*ASSIGNED TASK*.
Show the lines of the material that contain the word "MODE".

*DATA SECTION*.
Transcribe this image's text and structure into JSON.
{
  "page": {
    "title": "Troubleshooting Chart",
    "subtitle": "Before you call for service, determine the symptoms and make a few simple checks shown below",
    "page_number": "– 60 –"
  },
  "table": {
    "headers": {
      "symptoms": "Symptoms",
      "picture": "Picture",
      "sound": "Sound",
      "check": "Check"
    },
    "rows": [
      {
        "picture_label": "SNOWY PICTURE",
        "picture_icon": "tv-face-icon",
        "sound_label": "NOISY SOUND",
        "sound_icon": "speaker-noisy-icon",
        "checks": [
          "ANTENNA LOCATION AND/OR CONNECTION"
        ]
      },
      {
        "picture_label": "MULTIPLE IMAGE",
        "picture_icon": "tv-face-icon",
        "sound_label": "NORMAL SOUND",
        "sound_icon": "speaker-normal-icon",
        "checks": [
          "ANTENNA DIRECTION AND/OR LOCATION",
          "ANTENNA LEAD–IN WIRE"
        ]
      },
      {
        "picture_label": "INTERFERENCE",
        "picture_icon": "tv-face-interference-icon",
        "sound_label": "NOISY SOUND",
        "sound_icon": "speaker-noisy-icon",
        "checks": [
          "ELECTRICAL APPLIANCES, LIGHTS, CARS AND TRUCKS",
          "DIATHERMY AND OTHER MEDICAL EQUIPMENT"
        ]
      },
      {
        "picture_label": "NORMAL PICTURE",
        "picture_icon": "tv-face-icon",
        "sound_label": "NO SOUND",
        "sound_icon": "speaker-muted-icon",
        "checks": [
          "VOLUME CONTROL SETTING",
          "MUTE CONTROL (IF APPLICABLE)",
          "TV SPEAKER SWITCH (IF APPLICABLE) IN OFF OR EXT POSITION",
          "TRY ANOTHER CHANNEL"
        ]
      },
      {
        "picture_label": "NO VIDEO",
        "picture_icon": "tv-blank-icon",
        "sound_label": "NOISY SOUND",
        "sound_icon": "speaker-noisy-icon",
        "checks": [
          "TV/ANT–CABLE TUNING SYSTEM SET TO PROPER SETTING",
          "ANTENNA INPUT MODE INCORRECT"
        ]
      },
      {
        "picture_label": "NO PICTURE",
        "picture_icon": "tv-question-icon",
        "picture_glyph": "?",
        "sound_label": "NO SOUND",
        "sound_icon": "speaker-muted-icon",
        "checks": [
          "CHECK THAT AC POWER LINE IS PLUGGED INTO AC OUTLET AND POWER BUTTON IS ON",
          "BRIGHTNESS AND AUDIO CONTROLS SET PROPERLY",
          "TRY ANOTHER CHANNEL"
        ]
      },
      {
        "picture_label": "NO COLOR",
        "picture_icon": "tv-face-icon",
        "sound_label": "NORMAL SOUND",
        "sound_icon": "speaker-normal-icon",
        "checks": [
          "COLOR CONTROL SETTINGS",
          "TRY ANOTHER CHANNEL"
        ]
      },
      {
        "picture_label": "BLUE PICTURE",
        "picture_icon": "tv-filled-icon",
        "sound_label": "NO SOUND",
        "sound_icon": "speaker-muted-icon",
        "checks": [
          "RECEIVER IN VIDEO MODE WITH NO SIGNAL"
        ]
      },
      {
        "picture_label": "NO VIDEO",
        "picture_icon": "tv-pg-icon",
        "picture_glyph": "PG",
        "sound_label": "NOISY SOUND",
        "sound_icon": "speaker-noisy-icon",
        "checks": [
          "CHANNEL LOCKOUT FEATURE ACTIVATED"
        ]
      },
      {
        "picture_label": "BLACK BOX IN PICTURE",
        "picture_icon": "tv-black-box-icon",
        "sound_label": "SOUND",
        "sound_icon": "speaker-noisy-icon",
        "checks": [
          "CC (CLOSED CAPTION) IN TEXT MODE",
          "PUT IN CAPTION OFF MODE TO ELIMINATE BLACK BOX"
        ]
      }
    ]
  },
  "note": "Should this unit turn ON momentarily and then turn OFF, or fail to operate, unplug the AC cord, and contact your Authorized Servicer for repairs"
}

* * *

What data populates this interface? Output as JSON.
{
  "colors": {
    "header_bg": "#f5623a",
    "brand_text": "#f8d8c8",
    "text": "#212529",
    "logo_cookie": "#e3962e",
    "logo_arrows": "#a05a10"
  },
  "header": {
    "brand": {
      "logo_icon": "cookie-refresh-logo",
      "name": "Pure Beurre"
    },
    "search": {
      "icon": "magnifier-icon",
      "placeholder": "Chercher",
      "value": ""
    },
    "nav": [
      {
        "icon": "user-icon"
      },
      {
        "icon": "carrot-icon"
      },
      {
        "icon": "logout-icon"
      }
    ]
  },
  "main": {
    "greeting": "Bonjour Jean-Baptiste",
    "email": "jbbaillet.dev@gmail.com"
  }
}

*PROBLEM SOLUTION*.
          "ANTENNA INPUT MODE INCORRECT"
          "RECEIVER IN VIDEO MODE WITH NO SIGNAL"
          "CC (CLOSED CAPTION) IN TEXT MODE",
          "PUT IN CAPTION OFF MODE TO ELIMINATE BLACK BOX"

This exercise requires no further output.